Op-Ed: No Exception to Our Values
When our Founding Fathers set about crafting our Constitution, they did so with the belief that freedom is a beacon toward which, given the opportunity, every person will naturally gravitate. That belief, I believe, was central to Ronald Reagan’s strategy for confronting communism, a strategy that culminated in the peaceful collapse of the Soviet Union shortly after he left office.
Today the world is gripped with another battle between the forces of liberty and progress on the one hand and those of repression on the other. If we remain loyal to our basic ideals, our commitment to liberty and the rule of law will guide us to victory. If we do not—if we carve out exceptions to those freedoms and craft technicalities to subvert them—we will almost certainly fail.

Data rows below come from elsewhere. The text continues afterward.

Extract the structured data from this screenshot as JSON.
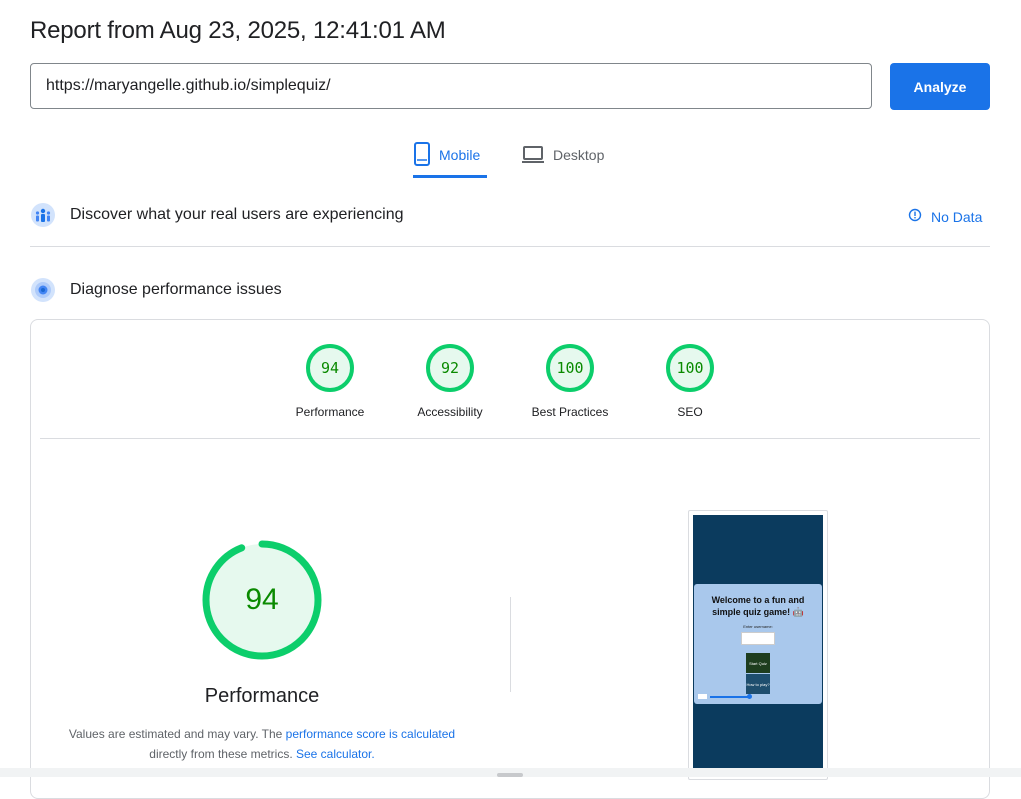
{
  "header": {
    "title": "Report from Aug 23, 2025, 12:41:01 AM"
  },
  "url_input": {
    "value": "https://maryangelle.github.io/simplequiz/"
  },
  "analyze_button": {
    "label": "Analyze"
  },
  "tabs": [
    {
      "label": "Mobile",
      "icon": "smartphone-icon",
      "selected": true
    },
    {
      "label": "Desktop",
      "icon": "laptop-icon",
      "selected": false
    }
  ],
  "field_data": {
    "title": "Discover what your real users are experiencing",
    "status": "No Data",
    "status_icon": "info-icon"
  },
  "lab_data": {
    "title": "Diagnose performance issues"
  },
  "scores": [
    {
      "label": "Performance",
      "value": "94"
    },
    {
      "label": "Accessibility",
      "value": "92"
    },
    {
      "label": "Best Practices",
      "value": "100"
    },
    {
      "label": "SEO",
      "value": "100"
    }
  ],
  "main_score": {
    "value": "94",
    "label": "Performance"
  },
  "description": {
    "text1": "Values are estimated and may vary. The ",
    "link1": "performance score is calculated",
    "text2": "directly from these metrics.",
    "link2": "See calculator."
  },
  "screenshot": {
    "title": "Welcome to a fun and simple quiz game! 🤖",
    "input_label": "Enter username:",
    "start_button": "Start Quiz",
    "how_button": "How to play?"
  },
  "colors": {
    "accent": "#1a73e8",
    "pass": "#0cce6b",
    "pass_text": "#0a8a00"
  }
}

We can already see warning signs. The discovery of memos justifying the notion that the president and anyone acting on his behalf are exempt from legal provisions preventing the torture of terrorism suspects is troubling. The prison abuse scandals in Iraq and elsewhere hint at the injustices that become possible when our leaders treat legal protections against abusive treatment as inconveniences to be subverted. So too do the detentions of U.S. citizens as so-called enemy combatants without access to judicial review.

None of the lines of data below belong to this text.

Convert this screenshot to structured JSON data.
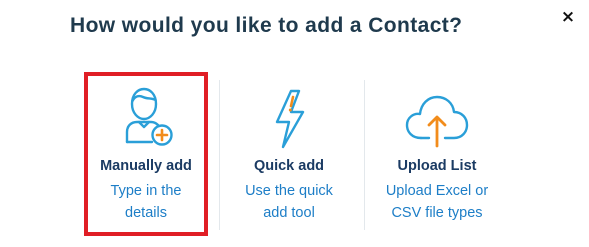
{
  "dialog": {
    "title": "How would you like to add a Contact?",
    "close_glyph": "×"
  },
  "options": [
    {
      "label": "Manually add",
      "desc_lines": [
        "Type in the",
        "details"
      ],
      "icon": "user-plus-icon",
      "selected": true
    },
    {
      "label": "Quick add",
      "desc_lines": [
        "Use the quick",
        "add tool"
      ],
      "icon": "lightning-bolt-icon",
      "selected": false
    },
    {
      "label": "Upload List",
      "desc_lines": [
        "Upload Excel or",
        "CSV file types"
      ],
      "icon": "cloud-upload-icon",
      "selected": false
    }
  ],
  "colors": {
    "title": "#1f3a4d",
    "label": "#1b3b63",
    "description": "#1d7ec7",
    "icon_blue": "#2a9fd8",
    "icon_orange": "#f28c1b",
    "selection_border": "#e01e25"
  }
}
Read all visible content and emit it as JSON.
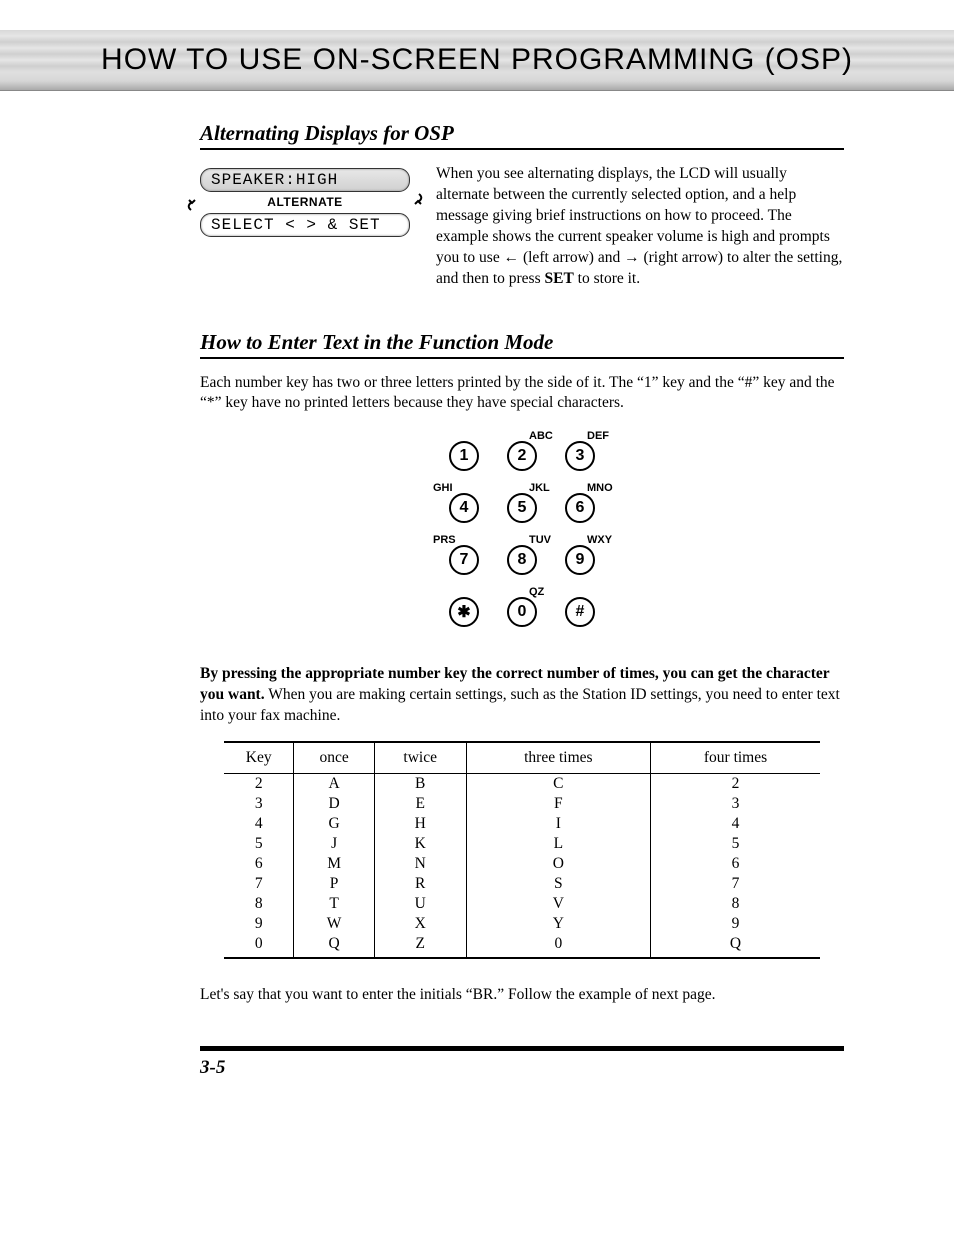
{
  "banner": {
    "title": "HOW TO USE ON-SCREEN PROGRAMMING (OSP)"
  },
  "section1": {
    "title": "Alternating Displays for OSP",
    "lcd_top": "SPEAKER:HIGH",
    "lcd_alt_label": "ALTERNATE",
    "lcd_bottom": "SELECT < > & SET",
    "text": "When you see alternating displays, the LCD will usually alternate between the currently selected option, and a help message giving brief instructions on how to proceed. The example shows the current speaker volume is high and prompts you to use ← (left arrow) and → (right arrow) to alter the setting, and then to press SET to store it."
  },
  "section2": {
    "title": "How to Enter Text in the Function Mode",
    "intro": "Each number key has two or three letters printed by the side of it. The “1” key and the “#” key and the “*” key have no printed letters because they have special characters.",
    "keypad": {
      "keys": [
        "1",
        "2",
        "3",
        "4",
        "5",
        "6",
        "7",
        "8",
        "9",
        "*",
        "0",
        "#"
      ],
      "labels": {
        "1": "",
        "2": "ABC",
        "3": "DEF",
        "4": "GHI",
        "5": "JKL",
        "6": "MNO",
        "7": "PRS",
        "8": "TUV",
        "9": "WXY",
        "*": "",
        "0": "QZ",
        "#": ""
      },
      "label_pos": {
        "1": "none",
        "2": "top-right",
        "3": "top-right",
        "4": "top-left",
        "5": "top-right",
        "6": "top-right",
        "7": "top-left",
        "8": "top-right",
        "9": "top-right",
        "*": "none",
        "0": "top-right",
        "#": "none"
      }
    },
    "para2_bold": "By pressing the appropriate number key the correct number of times, you can get the character you want.",
    "para2_rest": " When you are making certain settings, such as the Station ID settings, you need to enter text into your fax machine.",
    "table": {
      "headers": [
        "Key",
        "once",
        "twice",
        "three times",
        "four times"
      ],
      "rows": [
        [
          "2",
          "A",
          "B",
          "C",
          "2"
        ],
        [
          "3",
          "D",
          "E",
          "F",
          "3"
        ],
        [
          "4",
          "G",
          "H",
          "I",
          "4"
        ],
        [
          "5",
          "J",
          "K",
          "L",
          "5"
        ],
        [
          "6",
          "M",
          "N",
          "O",
          "6"
        ],
        [
          "7",
          "P",
          "R",
          "S",
          "7"
        ],
        [
          "8",
          "T",
          "U",
          "V",
          "8"
        ],
        [
          "9",
          "W",
          "X",
          "Y",
          "9"
        ],
        [
          "0",
          "Q",
          "Z",
          "0",
          "Q"
        ]
      ]
    },
    "outro": "Let's say that you want to enter the initials “BR.” Follow the example of next page."
  },
  "page_number": "3-5"
}
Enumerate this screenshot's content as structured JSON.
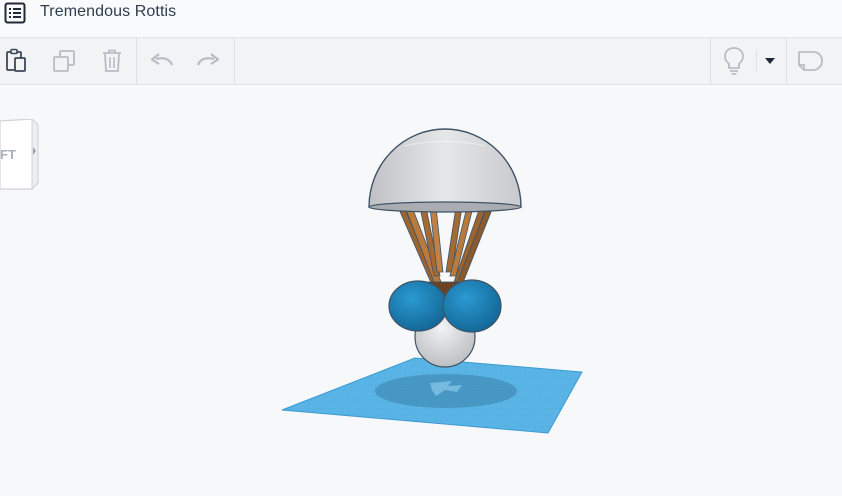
{
  "header": {
    "project_title": "Tremendous Rottis",
    "menu_icon": "list-icon"
  },
  "toolbar": {
    "buttons": [
      {
        "name": "paste-button",
        "icon": "clipboard-icon"
      },
      {
        "name": "duplicate-button",
        "icon": "duplicate-icon"
      },
      {
        "name": "delete-button",
        "icon": "trash-icon"
      },
      {
        "name": "undo-button",
        "icon": "undo-icon"
      },
      {
        "name": "redo-button",
        "icon": "redo-icon"
      },
      {
        "name": "light-bulb-button",
        "icon": "lightbulb-icon"
      },
      {
        "name": "dropdown-button",
        "icon": "caret-down-icon"
      },
      {
        "name": "note-button",
        "icon": "note-icon"
      }
    ]
  },
  "viewcube": {
    "face_label": "FT"
  },
  "colors": {
    "title_text": "#2f3e4e",
    "workplane": "#5ab5e6",
    "shape_blue": "#1c7fb4",
    "shape_gray": "#d8d9dc",
    "shape_brown": "#8a5a2c"
  }
}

These are but a few of the developments that, together, raise the disturbing prospect of our government splintering off segments of the population and classes of official behavior and exempting them from our fundamental values. This cannot be tolerated. Not only does it run counter to our longstanding traditions; it also undercuts our nation’s role as the preeminent exemplar of liberty and human dignity. In short, we deserve better.
It is not enough for our leaders to extol the virtues of freedom and the power of the rule of law to transform despotic regimes. Because our nation strives to be the shining city on a hill that President Reagan described, our actions are more important than our words. Because ours truly is an exceptional nation, every battle, every interrogation, every investigation must be conducted in the most exceptional manner.

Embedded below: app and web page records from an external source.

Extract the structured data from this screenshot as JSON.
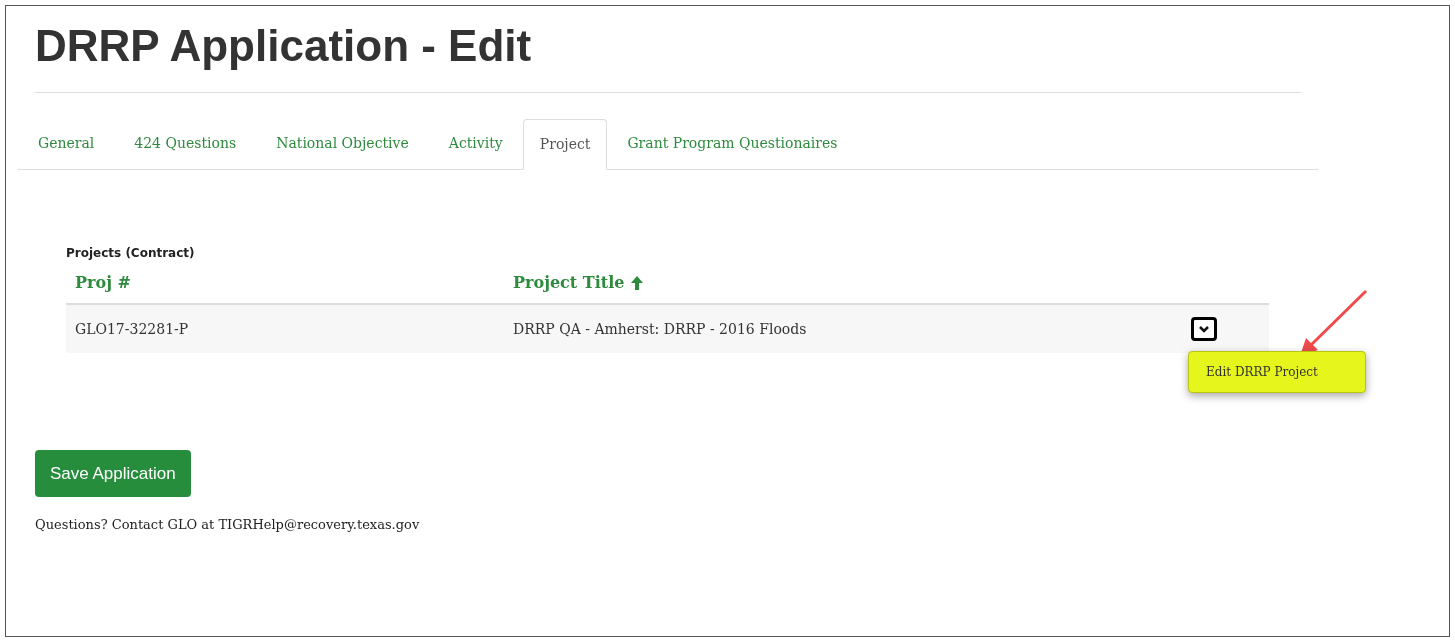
{
  "page": {
    "title": "DRRP Application - Edit"
  },
  "tabs": [
    {
      "label": "General",
      "selected": false
    },
    {
      "label": "424 Questions",
      "selected": false
    },
    {
      "label": "National Objective",
      "selected": false
    },
    {
      "label": "Activity",
      "selected": false
    },
    {
      "label": "Project",
      "selected": true
    },
    {
      "label": "Grant Program Questionaires",
      "selected": false
    }
  ],
  "projects": {
    "caption": "Projects (Contract)",
    "columns": [
      {
        "label": "Proj #",
        "sorted": false
      },
      {
        "label": "Project Title",
        "sorted": true
      }
    ],
    "rows": [
      {
        "cells": [
          "GLO17-32281-P",
          "DRRP QA - Amherst: DRRP - 2016 Floods"
        ],
        "menu_open": true,
        "menu_items": [
          "Edit DRRP Project"
        ]
      }
    ]
  },
  "save_button": "Save Application",
  "contact": "Questions? Contact GLO at TIGRHelp@recovery.texas.gov"
}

There can be no exceptions to our basic ideals. Loopholes or technicalities cannot free our officials from them. Nor should those ideals be viewed as limitations on our ability to defend our nation or way of life. To the contrary, it is those ideals and values that define us, that differentiate us from our enemies, and that give us strength.
In times of uncertainty it is comforting to know that our leaders are protecting us, that they are doing everything in their power to detain terrorists and get the information needed to prevent attacks. But we—our leaders and our people alike—must always remember that the war on terrorism is not just a conflict between armed forces. For us, victory is not on the battlefield. We cannot win by strengthening our borders, rounding up terrorists, or confronting those who harbor them. These things are all important, but they are not enough.
At its core, the war on terrorism is a clash of ideas, a battle between those who love and respect freedom and the rule of law and those who do not. Our commitment to liberty, our sense of justice, and our respect for the rule of law are precisely what our enemies are targeting. We must make sure that our commitment to them remains unbowed.